## WORK INSTRUCTIONS
In the entries below, count each line where "this" appears. Give the total and nothing more.

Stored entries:
####

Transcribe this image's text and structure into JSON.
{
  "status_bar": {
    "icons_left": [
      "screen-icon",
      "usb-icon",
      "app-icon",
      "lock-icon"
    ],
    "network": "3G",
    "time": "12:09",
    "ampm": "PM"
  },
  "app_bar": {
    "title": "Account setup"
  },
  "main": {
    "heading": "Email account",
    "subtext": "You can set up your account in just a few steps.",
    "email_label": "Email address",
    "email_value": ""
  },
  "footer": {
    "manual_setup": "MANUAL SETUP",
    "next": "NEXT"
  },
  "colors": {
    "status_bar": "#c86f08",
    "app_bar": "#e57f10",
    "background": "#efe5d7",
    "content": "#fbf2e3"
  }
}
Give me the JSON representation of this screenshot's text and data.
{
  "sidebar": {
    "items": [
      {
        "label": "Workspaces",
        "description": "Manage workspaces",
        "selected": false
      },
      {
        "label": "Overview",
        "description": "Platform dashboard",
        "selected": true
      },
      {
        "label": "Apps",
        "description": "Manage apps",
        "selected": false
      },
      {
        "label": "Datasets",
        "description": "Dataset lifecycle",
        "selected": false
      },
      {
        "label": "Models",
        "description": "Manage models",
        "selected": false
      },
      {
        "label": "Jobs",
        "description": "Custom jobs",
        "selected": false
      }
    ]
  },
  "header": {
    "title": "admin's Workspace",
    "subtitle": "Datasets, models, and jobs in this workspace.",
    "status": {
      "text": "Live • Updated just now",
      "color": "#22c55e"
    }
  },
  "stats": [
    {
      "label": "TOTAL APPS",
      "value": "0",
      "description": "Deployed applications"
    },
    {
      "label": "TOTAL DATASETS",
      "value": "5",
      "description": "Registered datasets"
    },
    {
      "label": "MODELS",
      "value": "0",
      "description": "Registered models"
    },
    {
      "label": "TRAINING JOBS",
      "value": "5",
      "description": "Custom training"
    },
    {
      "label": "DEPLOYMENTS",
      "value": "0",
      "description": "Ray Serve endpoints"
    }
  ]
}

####

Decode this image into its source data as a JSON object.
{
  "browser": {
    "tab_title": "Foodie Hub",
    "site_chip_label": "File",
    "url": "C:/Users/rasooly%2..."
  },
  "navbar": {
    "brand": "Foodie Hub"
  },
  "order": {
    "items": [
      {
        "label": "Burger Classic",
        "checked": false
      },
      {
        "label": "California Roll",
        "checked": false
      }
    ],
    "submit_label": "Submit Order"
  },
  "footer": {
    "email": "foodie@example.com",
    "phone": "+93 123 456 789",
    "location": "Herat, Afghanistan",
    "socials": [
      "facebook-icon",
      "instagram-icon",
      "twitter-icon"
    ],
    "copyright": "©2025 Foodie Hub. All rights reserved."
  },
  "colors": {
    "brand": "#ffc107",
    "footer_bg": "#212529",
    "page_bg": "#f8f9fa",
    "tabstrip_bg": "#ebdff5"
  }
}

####

## RESPONSE BOX
4